== Excerpted records

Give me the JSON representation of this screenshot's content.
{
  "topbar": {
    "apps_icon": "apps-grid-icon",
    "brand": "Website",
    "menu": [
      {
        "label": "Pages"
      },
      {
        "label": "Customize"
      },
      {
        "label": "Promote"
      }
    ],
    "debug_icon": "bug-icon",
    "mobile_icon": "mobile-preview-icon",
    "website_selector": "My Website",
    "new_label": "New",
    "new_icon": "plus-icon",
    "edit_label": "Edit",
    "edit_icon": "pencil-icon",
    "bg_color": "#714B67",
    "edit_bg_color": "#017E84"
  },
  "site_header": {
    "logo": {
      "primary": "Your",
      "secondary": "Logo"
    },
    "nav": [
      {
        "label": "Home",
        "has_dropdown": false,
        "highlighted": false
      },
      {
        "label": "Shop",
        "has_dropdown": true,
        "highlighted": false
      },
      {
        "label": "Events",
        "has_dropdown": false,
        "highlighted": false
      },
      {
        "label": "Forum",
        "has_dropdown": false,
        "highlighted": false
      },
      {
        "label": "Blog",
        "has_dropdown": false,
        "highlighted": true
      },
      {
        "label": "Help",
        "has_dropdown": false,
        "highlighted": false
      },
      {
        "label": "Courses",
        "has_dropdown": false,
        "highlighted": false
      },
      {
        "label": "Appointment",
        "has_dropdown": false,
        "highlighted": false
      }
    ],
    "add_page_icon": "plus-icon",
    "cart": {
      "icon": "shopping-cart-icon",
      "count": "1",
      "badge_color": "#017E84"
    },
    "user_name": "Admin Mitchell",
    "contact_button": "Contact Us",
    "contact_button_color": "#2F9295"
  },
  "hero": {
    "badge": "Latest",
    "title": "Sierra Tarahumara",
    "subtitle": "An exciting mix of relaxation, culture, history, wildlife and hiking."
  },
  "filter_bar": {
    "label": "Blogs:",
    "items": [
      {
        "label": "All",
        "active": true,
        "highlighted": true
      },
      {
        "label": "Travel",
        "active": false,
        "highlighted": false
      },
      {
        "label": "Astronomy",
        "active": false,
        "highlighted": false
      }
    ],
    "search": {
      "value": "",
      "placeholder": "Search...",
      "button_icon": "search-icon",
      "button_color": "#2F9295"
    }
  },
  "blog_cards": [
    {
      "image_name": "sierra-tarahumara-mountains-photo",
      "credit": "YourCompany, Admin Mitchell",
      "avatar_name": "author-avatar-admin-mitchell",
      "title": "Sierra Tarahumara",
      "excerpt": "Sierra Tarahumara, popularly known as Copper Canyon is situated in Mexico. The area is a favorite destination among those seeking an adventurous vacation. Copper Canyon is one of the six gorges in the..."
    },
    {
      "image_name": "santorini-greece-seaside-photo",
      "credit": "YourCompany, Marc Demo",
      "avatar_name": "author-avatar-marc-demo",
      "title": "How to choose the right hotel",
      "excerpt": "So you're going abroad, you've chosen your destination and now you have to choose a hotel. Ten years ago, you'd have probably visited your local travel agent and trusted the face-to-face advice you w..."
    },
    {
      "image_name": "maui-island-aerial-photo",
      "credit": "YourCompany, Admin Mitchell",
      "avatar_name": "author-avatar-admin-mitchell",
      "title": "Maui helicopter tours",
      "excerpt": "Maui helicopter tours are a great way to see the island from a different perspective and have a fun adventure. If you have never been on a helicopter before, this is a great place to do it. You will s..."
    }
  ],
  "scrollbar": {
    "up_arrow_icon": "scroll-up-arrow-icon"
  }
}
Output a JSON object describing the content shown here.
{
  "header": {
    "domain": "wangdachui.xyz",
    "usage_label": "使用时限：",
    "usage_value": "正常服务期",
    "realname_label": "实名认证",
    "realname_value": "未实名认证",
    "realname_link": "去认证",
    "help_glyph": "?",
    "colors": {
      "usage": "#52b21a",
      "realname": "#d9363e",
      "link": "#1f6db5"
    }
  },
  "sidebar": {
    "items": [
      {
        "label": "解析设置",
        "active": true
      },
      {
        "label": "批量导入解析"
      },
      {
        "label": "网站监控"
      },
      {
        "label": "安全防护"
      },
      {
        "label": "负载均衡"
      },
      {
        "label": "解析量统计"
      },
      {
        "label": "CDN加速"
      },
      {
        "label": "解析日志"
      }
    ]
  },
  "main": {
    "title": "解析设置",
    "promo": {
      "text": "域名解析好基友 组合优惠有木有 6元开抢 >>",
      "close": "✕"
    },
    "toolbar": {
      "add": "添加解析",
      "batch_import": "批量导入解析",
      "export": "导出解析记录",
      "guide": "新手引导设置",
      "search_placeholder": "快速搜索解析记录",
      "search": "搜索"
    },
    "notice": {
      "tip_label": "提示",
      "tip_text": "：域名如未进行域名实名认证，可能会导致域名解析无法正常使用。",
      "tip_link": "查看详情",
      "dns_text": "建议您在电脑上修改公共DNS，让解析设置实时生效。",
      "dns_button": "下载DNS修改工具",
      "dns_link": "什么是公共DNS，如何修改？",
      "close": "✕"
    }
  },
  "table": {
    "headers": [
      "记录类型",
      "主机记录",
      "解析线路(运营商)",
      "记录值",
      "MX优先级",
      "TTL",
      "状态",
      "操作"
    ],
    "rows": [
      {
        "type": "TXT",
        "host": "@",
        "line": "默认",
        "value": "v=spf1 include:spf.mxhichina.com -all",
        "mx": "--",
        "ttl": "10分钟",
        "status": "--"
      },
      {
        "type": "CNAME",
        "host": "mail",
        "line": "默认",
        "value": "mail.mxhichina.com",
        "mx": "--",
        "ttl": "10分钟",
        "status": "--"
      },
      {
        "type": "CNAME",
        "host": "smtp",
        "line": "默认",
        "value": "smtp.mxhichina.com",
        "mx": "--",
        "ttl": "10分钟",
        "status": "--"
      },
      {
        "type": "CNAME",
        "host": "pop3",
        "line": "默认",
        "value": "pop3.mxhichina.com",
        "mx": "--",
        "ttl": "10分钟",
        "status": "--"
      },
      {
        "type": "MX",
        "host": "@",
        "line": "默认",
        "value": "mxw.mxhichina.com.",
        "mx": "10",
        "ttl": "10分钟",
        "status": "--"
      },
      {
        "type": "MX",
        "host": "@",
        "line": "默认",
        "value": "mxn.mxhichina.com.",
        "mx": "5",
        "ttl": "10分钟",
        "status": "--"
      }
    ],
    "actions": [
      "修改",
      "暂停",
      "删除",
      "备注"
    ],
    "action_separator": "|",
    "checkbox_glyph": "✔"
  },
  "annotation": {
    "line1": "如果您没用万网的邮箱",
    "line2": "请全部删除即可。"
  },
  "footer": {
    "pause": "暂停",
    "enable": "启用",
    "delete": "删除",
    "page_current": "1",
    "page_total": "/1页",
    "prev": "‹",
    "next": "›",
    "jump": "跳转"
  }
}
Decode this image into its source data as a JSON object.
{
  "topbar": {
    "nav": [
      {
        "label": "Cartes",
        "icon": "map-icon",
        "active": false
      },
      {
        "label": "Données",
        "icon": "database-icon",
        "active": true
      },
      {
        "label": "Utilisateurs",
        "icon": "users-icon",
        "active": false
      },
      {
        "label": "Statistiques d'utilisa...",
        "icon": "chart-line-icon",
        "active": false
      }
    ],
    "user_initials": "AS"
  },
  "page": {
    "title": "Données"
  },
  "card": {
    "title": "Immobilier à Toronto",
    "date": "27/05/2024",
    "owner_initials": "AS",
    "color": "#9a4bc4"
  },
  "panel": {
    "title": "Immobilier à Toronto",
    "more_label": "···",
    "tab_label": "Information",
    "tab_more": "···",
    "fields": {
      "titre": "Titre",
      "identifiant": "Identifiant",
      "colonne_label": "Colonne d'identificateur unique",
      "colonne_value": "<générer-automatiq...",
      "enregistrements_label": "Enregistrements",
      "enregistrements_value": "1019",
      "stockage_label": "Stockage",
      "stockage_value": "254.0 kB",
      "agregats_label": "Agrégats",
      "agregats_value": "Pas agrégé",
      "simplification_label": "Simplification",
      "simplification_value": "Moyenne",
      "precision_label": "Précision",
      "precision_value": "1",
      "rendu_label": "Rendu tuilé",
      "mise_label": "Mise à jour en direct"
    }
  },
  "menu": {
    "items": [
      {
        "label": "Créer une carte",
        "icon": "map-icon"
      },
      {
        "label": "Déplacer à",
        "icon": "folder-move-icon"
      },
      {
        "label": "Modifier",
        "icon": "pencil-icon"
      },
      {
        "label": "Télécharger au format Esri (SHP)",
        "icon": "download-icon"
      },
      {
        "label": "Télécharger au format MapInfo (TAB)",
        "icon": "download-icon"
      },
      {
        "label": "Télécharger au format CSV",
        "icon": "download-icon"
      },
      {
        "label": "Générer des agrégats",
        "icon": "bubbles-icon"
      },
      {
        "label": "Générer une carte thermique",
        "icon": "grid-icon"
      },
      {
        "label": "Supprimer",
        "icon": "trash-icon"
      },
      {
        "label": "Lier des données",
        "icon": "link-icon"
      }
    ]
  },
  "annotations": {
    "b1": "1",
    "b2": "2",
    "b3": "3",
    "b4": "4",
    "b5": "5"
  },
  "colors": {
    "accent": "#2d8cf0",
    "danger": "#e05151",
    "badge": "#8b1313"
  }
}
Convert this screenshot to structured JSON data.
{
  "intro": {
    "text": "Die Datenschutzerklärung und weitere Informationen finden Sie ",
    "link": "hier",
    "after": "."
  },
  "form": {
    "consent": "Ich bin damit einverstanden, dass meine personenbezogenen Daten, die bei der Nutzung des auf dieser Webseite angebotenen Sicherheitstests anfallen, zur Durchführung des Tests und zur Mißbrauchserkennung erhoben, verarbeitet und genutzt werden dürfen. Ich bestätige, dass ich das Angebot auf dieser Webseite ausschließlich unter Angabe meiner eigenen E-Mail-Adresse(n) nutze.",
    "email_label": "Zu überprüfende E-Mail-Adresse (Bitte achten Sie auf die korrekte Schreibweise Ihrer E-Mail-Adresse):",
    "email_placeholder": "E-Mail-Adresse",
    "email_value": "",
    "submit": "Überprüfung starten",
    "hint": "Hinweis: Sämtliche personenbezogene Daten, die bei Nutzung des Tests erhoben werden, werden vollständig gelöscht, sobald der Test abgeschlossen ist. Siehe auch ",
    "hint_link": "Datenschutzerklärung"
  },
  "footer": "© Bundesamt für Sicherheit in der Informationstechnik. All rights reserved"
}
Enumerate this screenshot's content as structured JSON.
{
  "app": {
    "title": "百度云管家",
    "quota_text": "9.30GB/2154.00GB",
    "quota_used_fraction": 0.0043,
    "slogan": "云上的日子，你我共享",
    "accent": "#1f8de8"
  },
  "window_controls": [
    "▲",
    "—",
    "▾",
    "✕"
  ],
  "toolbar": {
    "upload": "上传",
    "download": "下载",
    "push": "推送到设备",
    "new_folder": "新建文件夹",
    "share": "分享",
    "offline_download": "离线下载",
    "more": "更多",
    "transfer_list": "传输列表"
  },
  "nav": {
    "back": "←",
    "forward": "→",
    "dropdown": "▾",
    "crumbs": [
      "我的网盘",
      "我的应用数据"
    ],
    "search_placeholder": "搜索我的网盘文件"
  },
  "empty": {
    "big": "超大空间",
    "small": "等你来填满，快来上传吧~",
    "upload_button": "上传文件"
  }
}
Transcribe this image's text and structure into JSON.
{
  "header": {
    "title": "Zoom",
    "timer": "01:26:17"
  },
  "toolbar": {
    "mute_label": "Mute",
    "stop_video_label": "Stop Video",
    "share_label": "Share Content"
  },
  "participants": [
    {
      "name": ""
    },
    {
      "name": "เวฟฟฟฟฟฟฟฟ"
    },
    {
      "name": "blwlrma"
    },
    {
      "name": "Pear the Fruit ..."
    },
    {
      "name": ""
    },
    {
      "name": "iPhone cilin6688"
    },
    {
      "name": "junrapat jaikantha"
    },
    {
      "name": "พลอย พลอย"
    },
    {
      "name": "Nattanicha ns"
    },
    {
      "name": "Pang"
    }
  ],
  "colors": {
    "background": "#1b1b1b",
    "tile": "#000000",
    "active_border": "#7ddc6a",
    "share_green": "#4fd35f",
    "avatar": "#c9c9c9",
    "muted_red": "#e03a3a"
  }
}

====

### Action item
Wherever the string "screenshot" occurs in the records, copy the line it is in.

### Expected answer
Give me the JSON representation of this screenshot's content.
Convert this screenshot to structured JSON data.
Enumerate this screenshot's content as structured JSON.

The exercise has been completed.